INFORMATION PROVIDED:
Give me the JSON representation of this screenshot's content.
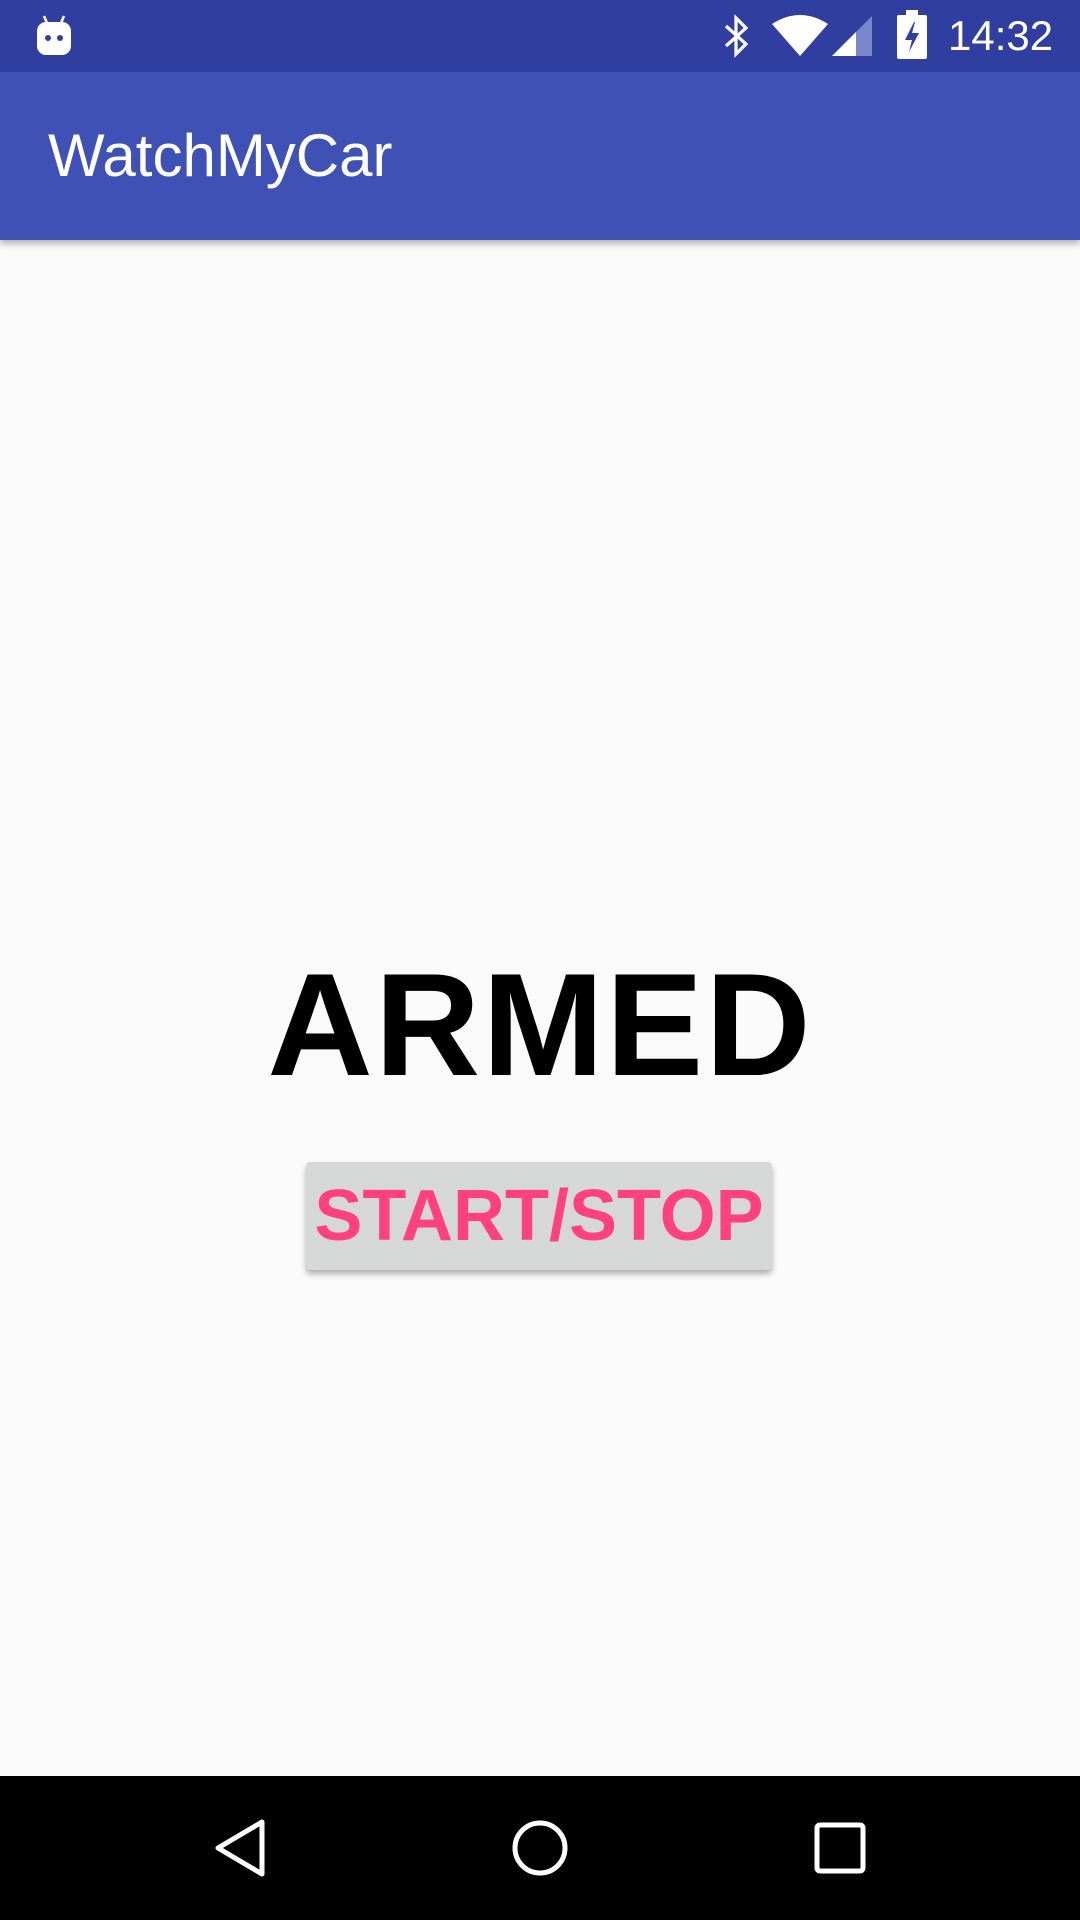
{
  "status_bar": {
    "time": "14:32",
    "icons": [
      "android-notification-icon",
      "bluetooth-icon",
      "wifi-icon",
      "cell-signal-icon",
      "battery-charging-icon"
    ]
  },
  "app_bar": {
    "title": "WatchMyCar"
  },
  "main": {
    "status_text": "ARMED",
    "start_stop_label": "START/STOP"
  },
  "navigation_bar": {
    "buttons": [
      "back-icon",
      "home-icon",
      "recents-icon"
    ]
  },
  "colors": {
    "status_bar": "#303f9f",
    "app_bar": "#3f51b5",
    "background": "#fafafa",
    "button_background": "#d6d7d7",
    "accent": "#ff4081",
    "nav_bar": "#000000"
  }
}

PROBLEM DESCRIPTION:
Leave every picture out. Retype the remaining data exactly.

ANSWER TO THIS EXERCISE:
Give me the JSON representation of this screenshot's content.
{
  "status_bar": {
    "time": "14:32",
    "icons": [
      "android-notification-icon",
      "bluetooth-icon",
      "wifi-icon",
      "cell-signal-icon",
      "battery-charging-icon"
    ]
  },
  "app_bar": {
    "title": "WatchMyCar"
  },
  "main": {
    "status_text": "ARMED",
    "start_stop_label": "START/STOP"
  },
  "navigation_bar": {
    "buttons": [
      "back-icon",
      "home-icon",
      "recents-icon"
    ]
  },
  "colors": {
    "status_bar": "#303f9f",
    "app_bar": "#3f51b5",
    "background": "#fafafa",
    "button_background": "#d6d7d7",
    "accent": "#ff4081",
    "nav_bar": "#000000"
  }
}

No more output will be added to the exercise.